GOAL OF THE EXERCISE. The answer must consist of every line in the records below that contains the string "hand".

(App and web page records)
↓↓↓
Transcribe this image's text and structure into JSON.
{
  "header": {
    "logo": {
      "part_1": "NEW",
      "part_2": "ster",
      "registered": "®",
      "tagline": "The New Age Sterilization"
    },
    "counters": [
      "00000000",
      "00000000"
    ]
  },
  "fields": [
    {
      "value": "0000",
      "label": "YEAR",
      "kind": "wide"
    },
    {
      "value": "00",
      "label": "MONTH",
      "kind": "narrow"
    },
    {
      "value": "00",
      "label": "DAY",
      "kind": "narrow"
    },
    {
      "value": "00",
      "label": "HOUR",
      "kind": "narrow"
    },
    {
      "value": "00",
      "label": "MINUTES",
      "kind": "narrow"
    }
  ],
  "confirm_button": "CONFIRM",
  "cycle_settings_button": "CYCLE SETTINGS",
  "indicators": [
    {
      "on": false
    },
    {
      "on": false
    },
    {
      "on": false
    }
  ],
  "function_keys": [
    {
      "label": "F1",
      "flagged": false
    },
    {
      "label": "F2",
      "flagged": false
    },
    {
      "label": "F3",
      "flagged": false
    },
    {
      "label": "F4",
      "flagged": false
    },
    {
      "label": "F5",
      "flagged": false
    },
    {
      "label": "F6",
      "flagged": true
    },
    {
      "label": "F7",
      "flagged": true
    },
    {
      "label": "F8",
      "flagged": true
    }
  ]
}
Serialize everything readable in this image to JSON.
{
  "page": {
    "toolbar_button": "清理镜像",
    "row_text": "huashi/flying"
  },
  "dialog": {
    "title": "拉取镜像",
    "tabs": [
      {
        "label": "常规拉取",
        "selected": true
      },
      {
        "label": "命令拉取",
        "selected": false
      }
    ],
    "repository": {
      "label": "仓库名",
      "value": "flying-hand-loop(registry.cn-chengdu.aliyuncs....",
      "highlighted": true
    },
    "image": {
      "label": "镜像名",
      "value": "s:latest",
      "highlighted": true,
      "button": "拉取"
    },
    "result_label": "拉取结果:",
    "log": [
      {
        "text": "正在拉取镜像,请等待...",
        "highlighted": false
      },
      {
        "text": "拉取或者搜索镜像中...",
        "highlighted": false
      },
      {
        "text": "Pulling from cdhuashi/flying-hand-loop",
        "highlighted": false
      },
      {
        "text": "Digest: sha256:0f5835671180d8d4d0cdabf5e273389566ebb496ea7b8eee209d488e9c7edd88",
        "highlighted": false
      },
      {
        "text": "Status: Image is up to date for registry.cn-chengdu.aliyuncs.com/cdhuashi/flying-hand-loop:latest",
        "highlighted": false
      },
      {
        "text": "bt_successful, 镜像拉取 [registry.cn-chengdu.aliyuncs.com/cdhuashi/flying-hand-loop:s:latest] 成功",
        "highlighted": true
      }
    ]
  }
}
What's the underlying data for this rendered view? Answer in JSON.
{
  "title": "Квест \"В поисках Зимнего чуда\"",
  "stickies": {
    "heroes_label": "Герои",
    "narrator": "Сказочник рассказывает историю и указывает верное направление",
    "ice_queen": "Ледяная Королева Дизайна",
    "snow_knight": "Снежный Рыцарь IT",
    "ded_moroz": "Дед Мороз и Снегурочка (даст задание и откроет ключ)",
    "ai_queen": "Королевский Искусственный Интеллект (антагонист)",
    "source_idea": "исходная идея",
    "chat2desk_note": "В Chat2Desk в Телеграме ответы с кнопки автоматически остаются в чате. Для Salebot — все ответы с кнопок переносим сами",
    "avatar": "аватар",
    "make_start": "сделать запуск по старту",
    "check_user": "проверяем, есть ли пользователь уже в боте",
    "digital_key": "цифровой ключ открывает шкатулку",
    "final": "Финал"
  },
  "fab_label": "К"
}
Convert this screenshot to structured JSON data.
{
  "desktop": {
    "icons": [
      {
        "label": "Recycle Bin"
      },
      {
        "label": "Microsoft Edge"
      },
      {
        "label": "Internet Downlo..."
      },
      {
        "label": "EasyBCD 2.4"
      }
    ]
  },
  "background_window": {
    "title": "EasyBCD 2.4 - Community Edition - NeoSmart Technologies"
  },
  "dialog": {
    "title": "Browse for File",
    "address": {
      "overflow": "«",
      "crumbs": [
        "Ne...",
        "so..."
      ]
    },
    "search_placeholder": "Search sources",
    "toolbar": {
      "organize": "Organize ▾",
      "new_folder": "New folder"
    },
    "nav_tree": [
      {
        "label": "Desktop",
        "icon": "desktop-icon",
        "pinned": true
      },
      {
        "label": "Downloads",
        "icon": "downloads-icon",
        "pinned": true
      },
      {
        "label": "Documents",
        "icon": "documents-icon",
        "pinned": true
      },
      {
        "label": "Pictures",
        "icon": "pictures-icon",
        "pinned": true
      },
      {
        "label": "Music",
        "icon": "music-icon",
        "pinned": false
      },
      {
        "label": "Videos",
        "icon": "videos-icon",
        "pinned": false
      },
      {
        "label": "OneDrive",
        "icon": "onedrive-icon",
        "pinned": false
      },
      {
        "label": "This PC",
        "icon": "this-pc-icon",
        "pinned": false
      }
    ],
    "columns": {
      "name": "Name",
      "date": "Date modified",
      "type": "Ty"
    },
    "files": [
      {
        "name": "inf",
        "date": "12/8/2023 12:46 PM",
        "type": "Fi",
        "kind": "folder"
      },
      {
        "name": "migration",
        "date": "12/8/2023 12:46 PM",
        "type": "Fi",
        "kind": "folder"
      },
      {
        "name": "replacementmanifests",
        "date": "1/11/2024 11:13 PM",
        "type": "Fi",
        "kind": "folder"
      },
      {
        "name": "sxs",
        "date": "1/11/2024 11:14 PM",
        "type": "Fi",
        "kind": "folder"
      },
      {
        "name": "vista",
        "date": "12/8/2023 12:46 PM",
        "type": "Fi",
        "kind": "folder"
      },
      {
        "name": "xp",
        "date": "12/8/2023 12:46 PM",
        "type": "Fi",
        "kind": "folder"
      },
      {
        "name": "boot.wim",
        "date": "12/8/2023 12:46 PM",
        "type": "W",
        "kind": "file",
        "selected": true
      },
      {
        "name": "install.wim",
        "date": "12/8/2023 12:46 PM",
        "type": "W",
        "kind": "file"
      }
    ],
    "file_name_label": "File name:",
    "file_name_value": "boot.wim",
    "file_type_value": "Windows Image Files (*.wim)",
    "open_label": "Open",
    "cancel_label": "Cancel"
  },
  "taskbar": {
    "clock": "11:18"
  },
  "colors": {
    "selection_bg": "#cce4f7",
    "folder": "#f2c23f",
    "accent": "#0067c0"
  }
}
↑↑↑
RESPONSE FOR THIS EXERCISE.
      "value": "flying-hand-loop(registry.cn-chengdu.aliyuncs....",
        "text": "Pulling from cdhuashi/flying-hand-loop",
        "text": "Status: Image is up to date for registry.cn-chengdu.aliyuncs.com/cdhuashi/flying-hand-loop:latest",
        "text": "bt_successful, 镜像拉取 [registry.cn-chengdu.aliyuncs.com/cdhuashi/flying-hand-loop:s:latest] 成功",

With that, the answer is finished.